Sheffield Derby: Why the key to success for Sheffield United has been forged away from Bramall Lane and Shirecliffe
A series of informal meetings, away from Bramall Lane, have helped shape Sheffield United's approach to tonight's derby.
The finer points of their battleplan for tonight's visit to Hillsborough have been tweaked inside the Steelphalt Academy's video suite; a nondescript room at Sheffield United's training complex where their analysts and coaching staff hold court.
But its fundamentals, the emphasis on attitude and togetherness which underpins Chris Wilder's tactics, were cemented over cups of freshly brewed coffee, the occasional pot of tea and, if the diet sheet allows, omelettes and croissants.
"We spend a lot of time together away from football and I think that's healthy," says Enda Stevens.
"All of the lads are mates.
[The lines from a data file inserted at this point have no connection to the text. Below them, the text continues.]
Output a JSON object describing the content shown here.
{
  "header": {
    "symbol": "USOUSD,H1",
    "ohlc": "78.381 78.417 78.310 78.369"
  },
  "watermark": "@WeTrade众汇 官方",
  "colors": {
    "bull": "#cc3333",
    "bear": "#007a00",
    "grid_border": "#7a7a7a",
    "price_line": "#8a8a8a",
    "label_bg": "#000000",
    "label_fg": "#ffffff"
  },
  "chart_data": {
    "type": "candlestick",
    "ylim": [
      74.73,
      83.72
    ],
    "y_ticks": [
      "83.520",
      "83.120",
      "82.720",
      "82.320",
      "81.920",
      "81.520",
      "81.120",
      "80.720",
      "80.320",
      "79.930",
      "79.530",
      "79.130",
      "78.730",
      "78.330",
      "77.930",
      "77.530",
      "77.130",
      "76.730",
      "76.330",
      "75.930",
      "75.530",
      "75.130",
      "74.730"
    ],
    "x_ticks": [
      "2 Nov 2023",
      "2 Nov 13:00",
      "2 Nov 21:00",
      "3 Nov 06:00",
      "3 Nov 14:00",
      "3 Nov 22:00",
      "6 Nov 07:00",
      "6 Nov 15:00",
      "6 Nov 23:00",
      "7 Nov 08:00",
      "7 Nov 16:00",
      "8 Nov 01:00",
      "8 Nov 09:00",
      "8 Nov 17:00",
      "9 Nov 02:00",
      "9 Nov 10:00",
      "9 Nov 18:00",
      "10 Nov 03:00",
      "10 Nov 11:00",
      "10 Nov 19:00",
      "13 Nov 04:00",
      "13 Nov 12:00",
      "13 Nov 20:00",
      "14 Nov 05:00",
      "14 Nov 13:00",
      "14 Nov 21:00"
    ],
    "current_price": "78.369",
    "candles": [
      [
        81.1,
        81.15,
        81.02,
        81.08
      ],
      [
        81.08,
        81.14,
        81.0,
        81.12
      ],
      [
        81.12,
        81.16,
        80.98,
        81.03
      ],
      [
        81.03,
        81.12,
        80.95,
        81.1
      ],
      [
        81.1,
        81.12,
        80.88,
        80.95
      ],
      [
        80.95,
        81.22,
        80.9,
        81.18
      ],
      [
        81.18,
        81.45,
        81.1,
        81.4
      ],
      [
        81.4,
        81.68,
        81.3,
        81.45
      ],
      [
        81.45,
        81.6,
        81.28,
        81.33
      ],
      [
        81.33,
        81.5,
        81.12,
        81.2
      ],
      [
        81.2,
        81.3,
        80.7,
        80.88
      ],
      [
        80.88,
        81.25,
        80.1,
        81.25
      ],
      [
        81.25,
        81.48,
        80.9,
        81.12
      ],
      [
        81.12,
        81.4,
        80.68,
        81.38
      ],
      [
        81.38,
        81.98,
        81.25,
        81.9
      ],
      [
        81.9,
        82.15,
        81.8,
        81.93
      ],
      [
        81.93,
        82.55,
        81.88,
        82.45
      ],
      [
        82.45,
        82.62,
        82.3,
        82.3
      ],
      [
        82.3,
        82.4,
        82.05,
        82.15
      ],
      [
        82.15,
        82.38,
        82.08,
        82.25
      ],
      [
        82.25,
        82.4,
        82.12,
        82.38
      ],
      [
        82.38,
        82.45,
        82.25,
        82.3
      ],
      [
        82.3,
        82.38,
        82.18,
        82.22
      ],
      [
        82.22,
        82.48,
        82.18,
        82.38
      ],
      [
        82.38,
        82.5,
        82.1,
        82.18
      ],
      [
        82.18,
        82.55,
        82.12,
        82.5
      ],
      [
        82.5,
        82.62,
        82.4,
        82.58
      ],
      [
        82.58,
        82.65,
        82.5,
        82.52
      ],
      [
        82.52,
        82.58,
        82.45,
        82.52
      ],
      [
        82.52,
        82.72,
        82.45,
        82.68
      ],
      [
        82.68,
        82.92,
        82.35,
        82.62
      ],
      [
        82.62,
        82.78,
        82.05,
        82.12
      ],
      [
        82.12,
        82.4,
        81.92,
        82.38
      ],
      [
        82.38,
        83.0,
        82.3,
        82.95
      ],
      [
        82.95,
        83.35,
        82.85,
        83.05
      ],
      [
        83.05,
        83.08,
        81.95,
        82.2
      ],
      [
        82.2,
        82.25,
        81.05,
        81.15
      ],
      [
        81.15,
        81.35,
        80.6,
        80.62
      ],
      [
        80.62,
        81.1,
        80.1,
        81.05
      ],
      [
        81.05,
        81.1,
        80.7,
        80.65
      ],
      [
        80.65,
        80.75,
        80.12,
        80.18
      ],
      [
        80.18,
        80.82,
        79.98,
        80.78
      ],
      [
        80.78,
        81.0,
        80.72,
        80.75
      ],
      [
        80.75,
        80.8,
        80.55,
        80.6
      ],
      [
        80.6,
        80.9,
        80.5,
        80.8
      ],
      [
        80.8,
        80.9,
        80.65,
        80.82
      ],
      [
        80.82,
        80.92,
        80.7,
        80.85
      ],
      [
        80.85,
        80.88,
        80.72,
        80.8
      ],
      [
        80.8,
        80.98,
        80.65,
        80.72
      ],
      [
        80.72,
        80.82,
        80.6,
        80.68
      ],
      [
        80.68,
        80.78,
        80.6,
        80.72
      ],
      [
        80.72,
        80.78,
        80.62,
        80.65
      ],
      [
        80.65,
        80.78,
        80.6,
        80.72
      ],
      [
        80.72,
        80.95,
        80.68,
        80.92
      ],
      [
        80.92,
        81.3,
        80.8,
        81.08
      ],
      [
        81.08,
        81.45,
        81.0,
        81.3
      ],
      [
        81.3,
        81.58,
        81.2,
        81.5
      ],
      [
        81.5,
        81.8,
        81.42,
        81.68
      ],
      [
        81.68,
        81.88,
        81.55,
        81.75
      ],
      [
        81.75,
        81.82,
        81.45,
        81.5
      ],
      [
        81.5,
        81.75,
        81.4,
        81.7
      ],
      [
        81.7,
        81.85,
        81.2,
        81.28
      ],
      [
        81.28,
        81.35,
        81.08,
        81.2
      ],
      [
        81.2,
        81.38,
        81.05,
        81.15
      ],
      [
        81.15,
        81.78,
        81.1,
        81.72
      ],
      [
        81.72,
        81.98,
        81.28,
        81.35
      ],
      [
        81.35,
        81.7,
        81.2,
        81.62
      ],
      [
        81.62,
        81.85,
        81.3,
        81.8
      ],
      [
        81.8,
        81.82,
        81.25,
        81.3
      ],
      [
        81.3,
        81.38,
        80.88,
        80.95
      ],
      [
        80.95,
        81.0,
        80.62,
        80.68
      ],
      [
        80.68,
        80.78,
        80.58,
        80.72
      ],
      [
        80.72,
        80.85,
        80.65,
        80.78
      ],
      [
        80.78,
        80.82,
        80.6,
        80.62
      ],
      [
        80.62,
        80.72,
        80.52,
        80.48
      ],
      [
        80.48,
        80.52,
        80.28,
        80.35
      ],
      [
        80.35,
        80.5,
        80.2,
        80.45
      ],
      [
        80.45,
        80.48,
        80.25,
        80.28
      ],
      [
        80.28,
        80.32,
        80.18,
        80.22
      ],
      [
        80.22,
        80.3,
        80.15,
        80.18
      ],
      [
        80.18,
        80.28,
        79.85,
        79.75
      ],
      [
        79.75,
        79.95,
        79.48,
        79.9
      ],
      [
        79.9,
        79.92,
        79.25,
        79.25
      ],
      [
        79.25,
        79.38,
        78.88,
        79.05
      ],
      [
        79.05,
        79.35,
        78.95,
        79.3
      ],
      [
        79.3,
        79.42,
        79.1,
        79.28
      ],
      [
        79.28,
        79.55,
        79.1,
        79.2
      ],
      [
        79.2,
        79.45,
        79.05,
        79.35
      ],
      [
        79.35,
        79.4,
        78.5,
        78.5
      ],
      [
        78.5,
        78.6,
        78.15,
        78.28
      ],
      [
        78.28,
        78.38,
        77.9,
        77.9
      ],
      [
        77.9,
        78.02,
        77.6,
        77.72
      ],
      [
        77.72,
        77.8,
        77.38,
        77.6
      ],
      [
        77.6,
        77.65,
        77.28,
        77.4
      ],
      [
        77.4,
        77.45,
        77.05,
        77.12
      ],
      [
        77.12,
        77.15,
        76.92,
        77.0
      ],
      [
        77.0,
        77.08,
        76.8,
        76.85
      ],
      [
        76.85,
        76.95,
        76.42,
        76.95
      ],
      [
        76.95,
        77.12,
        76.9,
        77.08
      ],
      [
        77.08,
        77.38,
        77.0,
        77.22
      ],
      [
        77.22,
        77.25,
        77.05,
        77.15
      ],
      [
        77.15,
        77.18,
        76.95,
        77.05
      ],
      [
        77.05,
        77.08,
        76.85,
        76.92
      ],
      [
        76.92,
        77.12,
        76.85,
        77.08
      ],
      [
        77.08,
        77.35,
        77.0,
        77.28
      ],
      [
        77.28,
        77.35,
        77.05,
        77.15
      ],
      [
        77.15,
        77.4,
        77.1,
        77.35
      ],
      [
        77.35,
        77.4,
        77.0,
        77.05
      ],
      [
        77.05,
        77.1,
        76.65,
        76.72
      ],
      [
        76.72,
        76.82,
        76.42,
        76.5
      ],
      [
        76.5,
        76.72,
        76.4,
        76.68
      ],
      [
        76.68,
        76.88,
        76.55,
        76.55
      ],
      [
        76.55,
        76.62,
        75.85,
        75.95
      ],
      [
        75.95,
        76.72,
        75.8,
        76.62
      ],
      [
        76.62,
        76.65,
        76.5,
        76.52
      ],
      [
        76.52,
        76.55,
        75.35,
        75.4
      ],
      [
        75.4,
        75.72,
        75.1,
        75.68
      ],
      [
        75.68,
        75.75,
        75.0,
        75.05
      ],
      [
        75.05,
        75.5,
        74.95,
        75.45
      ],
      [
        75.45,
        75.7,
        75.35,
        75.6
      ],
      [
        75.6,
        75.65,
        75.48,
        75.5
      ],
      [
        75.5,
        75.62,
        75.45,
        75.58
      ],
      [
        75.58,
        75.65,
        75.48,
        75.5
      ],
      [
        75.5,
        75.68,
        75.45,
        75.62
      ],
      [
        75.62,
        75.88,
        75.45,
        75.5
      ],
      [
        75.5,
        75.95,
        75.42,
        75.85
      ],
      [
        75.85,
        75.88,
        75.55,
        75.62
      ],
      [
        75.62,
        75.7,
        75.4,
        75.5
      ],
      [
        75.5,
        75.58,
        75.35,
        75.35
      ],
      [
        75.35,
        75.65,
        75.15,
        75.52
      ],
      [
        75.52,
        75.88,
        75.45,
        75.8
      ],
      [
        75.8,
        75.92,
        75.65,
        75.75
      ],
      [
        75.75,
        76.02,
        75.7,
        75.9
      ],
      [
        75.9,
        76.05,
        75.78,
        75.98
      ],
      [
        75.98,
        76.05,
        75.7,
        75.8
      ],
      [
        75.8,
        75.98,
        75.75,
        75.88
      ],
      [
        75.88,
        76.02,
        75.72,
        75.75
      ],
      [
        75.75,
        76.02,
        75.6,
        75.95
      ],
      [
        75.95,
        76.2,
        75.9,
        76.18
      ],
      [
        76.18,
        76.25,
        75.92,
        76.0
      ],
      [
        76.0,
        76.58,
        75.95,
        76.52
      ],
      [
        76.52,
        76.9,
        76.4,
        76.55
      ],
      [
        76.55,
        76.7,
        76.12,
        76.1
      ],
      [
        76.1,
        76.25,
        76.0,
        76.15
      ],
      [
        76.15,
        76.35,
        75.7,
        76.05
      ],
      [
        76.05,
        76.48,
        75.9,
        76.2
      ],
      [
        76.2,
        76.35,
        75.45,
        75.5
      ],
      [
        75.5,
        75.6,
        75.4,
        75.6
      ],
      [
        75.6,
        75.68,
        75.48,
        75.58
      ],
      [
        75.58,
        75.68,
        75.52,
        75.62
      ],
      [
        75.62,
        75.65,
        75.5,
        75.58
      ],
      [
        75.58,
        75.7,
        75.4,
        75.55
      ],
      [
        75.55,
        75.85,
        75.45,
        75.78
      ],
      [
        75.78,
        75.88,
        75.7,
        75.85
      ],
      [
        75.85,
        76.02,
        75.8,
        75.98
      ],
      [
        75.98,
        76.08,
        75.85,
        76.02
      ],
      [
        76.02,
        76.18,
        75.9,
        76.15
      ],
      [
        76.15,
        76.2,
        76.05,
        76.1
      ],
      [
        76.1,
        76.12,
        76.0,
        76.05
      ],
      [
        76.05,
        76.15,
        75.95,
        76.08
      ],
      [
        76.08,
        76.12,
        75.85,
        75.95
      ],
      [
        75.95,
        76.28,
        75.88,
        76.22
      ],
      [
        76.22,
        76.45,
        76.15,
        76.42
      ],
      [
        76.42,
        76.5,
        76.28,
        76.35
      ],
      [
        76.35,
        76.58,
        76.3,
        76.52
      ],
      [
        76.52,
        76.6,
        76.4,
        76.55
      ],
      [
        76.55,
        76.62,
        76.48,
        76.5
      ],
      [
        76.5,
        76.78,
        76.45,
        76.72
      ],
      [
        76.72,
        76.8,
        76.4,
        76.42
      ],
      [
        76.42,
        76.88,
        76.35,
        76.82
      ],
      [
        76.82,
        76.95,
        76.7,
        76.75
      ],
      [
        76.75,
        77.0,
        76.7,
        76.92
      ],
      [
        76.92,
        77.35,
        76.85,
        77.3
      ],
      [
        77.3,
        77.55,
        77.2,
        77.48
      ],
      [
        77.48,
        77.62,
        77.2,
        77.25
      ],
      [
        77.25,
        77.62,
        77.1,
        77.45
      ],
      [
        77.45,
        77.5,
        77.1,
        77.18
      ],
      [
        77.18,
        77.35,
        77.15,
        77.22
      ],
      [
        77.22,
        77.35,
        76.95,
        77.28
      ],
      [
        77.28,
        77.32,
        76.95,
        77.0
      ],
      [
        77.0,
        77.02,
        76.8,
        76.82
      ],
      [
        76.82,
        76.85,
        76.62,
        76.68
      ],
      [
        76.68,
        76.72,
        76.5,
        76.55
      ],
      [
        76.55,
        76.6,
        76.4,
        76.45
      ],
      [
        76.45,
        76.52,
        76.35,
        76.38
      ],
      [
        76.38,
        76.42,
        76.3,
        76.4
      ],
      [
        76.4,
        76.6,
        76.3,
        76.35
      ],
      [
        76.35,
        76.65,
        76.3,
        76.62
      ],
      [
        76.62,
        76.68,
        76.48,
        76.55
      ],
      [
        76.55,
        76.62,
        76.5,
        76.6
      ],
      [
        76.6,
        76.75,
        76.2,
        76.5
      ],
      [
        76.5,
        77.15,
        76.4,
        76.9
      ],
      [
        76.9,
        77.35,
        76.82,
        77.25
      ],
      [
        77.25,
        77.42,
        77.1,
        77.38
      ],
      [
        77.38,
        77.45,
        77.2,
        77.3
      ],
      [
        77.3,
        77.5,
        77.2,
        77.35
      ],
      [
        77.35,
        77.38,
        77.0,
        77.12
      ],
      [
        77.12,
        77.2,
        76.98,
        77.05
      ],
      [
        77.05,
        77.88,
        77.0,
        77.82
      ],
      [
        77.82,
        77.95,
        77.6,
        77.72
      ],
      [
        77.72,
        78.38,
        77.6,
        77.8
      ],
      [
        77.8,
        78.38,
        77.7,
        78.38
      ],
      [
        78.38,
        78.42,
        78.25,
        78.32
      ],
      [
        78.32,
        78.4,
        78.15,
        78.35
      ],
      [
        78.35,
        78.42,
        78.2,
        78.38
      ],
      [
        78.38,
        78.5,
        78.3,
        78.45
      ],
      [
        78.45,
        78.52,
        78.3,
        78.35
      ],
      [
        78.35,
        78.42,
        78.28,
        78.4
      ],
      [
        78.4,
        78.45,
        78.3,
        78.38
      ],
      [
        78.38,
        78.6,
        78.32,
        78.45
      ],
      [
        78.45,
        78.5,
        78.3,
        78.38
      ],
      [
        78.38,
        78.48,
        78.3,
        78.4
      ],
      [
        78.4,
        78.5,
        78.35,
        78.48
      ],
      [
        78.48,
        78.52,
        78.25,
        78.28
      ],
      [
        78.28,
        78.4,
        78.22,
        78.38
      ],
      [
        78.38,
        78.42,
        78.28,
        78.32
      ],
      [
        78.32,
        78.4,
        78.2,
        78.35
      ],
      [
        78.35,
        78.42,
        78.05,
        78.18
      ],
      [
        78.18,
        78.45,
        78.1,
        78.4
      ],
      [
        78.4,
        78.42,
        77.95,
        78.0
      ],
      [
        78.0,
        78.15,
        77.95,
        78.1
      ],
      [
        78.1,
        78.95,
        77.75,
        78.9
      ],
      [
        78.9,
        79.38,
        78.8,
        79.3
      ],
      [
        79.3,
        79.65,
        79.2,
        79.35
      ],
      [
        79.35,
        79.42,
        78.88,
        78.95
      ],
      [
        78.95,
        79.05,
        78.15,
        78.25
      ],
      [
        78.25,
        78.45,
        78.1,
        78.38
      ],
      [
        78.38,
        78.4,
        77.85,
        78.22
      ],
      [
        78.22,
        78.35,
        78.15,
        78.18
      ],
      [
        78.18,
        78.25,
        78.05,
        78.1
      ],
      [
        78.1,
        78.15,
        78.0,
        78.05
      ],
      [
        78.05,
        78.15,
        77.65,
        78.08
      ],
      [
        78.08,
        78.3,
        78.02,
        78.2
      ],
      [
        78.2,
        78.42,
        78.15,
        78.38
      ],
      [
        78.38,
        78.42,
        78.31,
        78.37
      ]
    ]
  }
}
Quite often we go out and have breakfast together before training. It's good. All good, in fact."
Sitting in the home dugout at Bramall Lane, Stevens cuts a relaxed and contented figure.
Less than an hour earlier, the Republic of Ireland wing-back and sometime centre-half had scribbled his signature across the bottom of a contract tying him to the club for the next three-and-a-half seasons after emerging as a key member of United's squad.
On the pitch, things have gone better than either he or Wilder hoped for as it enters the derby in the thick of a promotion race.
Off it, Stevens admits, life is just as good. Indeed, explaining how he has bought into a city as well as a football club, the 28-year-old believes there is a direct correlation between the two.
"I've moved up here with the missus," Stevens continues.
"We're settled here and we really enjoy it which, to my mind, is really important.
If you're not settled away from the game, if there's things going on, then it's not as easy to focus on what you should be doing.
But we love it here."
Wilder, a curious combination of old school values and new school thinking, has deliberately blurred the lines between his players' sporting and social lives since taking charge three years ago.
Encouraging victories to be celebrated, so long as they are in each other's company, it is a ploy which has delivered a League One title and then a top six challenge last term.
Stevens, who arrived on a free transfer from Portsmouth as United celebrated their climb out of the third tier, believes the strategy has been even more of a driving force behind recent results than the manager's pioneering system.
And, as they prepare to face a rejuvenated Sheffield Wednesday, a crucial weapon in United's derby arsenal.
"It's all about the dressing room here. Seriously, it's the best one I've been in and, for me, that's what makes a difference.
"Yes, we've been doing well and the formation, the way we go about it, has obviously been a talking point because there aren't too many teams who get the numbers forward we do.
"But the thing is, you just want to go out there and do well for the rest of the lads.
“Every player wants to do well for those around him rather than just himself. You don't get that at other clubs."
Like the majority of United's squad, Stevens, aged 28, started his career in the semi-professional and non-league ranks before eventually turning full-time.
After graduating from Cherry Orchard's youth programme in his native Dublin, he represented UCD, St Patrick's Athletic and Shamrock Rovers before being lured to England by Aston Villa and then, following a series of loan moves, sold to Fratton Park.
"We’re not a team of superstars," Stevens says.
"But I think that's important because it means we're all about the group.
“If one of us plays good, then the rest of us play good.
“Obviously I want to play well, because that's how I impress the manager and stay in the side.
“But when I go out there, seriously, my first thought is to help the guys around me impress.
“That's why we are where we are. Because of all of us. Not a couple of individuals."